Representatives of the U.S. Forest Service, particularly those serving on the Superior National Forest, have been under fire in recent weeks as a result of the breakdown in the Boundary Waters reservations system.
In part, that’s just because they’re the easiest and most accessible targets. Forest Service folks rarely try to defend themselves, even in cases, like the current one, over which they had little control. Let’s be clear— no one on the Superior National Forest was involved in creating the online system that failed on Jan. 30. The coding that goes into the creation of such online systems might as well be ancient hieroglyphics to the vast majority of us, and that includes the folks who work on the Superior.
If we’re looking for a convenient target for the justifiable frustration of Boundary Waters users and cooperators, the Forest Service certainly fits the bill. Yet we wonder when those of us who rely on these online government systems will start to raise the more fundamental question about who is really behind some of the spectacular failures we’ve experienced in recent years at both the state and federal level.
From the hobbled roll-out of the MNsure online health insurance system to the disaster over the state’s online licensing program, known as MNLARS, to the latest reservations fiasco, we’ve seen that private contractors have frequently delivered systems that failed to do the job. In the case of MNLARS, a private contractor was paid $18 million over three years for work that the state ultimately had to scrap. Time and again, we the taxpayers have gotten burned.
While businesses that rely on a working Boundary Waters reservations system are justified in their displeasure, we should all keep in mind that the government workers who now must suffer the slings and arrows of that displeasure had no role in the selection of the private contractor, Booz Allen Hamilton, or BAH, which clearly failed to do the job it was hired to do. BAH was supposed to maintain the federal recreational reservations system serving the National Park Service, the Bureau of Land Management, the Forest Service, and other federal agencies that operate recreational sites around the country. BAH is a very well-connected company politically, owned mostly by the Carlyle Group, that makes its billions of dollars in annual revenue almost exclusively from federal government contracts, particularly in the national security and defense sectors.
Clearly, making sure the Boundary Waters reservations system worked when it went online on Jan. 30 was not a high priority for the company’s very well-paid executives, none of whom will ever have to listen to the frustrations of an area outfitter or resort owner whose 2019 season was suddenly cast into disarray.
Instead, it’s the local Forest Service folks, who earn a pittance compared to the BAH executives, who are the public face of the breakdown.
We know some folks are blaming the latest breakdown on the Forest Service’s controversial decision to add some motor-use permits to the online reservations system this year. Those permits had been subject to a lottery system before this year, and so were not reserved through the federal system, known as recreation.gov.
Yet, it’s not clear that there’s any connection between that change and the fiasco that occurred this year. The vast majority of Boundary Waters reservations, including some motor-use permits, have been handled through the online reservations system for years, without any major breakdowns.

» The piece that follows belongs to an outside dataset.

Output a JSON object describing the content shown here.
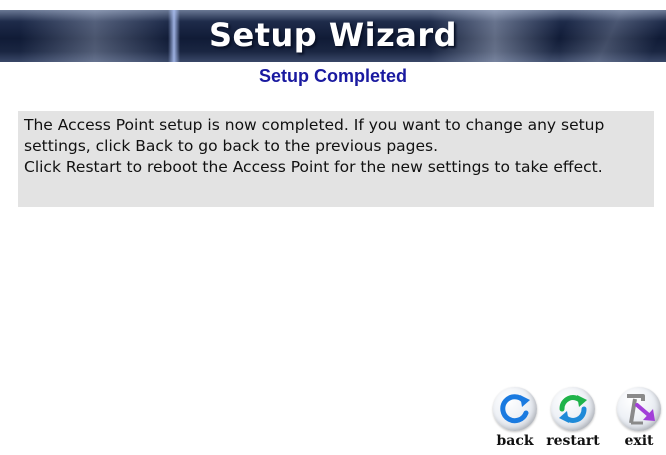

We have argued for years for greater government accountability. But how about some accountability for the thousands of private businesses that provide services to the government? When they fail to do their job, it shouldn’t be government officials, alone, who take the heat.